Activity
Retype the records exactly, including every line.

Stored data entries:
● ● ● ● ●
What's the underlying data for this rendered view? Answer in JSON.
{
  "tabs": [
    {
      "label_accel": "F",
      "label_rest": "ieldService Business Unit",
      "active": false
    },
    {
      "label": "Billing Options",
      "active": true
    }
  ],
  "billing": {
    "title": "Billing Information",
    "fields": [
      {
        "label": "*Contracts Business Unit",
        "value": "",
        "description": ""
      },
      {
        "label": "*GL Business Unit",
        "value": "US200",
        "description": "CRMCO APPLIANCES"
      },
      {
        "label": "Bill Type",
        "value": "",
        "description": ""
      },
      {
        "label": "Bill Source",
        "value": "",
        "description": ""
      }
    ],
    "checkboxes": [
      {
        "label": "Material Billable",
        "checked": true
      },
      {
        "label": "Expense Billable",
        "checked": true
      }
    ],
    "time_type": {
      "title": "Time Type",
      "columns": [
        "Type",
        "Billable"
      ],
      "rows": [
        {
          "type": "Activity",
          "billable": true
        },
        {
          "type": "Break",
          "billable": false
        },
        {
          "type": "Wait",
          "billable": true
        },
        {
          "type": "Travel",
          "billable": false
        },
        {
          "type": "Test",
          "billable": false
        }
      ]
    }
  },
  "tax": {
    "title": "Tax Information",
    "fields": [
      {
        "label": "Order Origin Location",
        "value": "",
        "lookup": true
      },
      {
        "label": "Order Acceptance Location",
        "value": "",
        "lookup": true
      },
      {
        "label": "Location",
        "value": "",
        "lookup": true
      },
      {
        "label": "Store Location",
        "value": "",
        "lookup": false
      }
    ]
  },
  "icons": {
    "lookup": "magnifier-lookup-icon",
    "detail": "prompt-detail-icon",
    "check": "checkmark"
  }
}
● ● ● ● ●
Exercise answer
What's the underlying data for this rendered view? Answer in JSON.
{
  "tabs": [
    {
      "label_accel": "F",
      "label_rest": "ieldService Business Unit",
      "active": false
    },
    {
      "label": "Billing Options",
      "active": true
    }
  ],
  "billing": {
    "title": "Billing Information",
    "fields": [
      {
        "label": "*Contracts Business Unit",
        "value": "",
        "description": ""
      },
      {
        "label": "*GL Business Unit",
        "value": "US200",
        "description": "CRMCO APPLIANCES"
      },
      {
        "label": "Bill Type",
        "value": "",
        "description": ""
      },
      {
        "label": "Bill Source",
        "value": "",
        "description": ""
      }
    ],
    "checkboxes": [
      {
        "label": "Material Billable",
        "checked": true
      },
      {
        "label": "Expense Billable",
        "checked": true
      }
    ],
    "time_type": {
      "title": "Time Type",
      "columns": [
        "Type",
        "Billable"
      ],
      "rows": [
        {
          "type": "Activity",
          "billable": true
        },
        {
          "type": "Break",
          "billable": false
        },
        {
          "type": "Wait",
          "billable": true
        },
        {
          "type": "Travel",
          "billable": false
        },
        {
          "type": "Test",
          "billable": false
        }
      ]
    }
  },
  "tax": {
    "title": "Tax Information",
    "fields": [
      {
        "label": "Order Origin Location",
        "value": "",
        "lookup": true
      },
      {
        "label": "Order Acceptance Location",
        "value": "",
        "lookup": true
      },
      {
        "label": "Location",
        "value": "",
        "lookup": true
      },
      {
        "label": "Store Location",
        "value": "",
        "lookup": false
      }
    ]
  },
  "icons": {
    "lookup": "magnifier-lookup-icon",
    "detail": "prompt-detail-icon",
    "check": "checkmark"
  }
}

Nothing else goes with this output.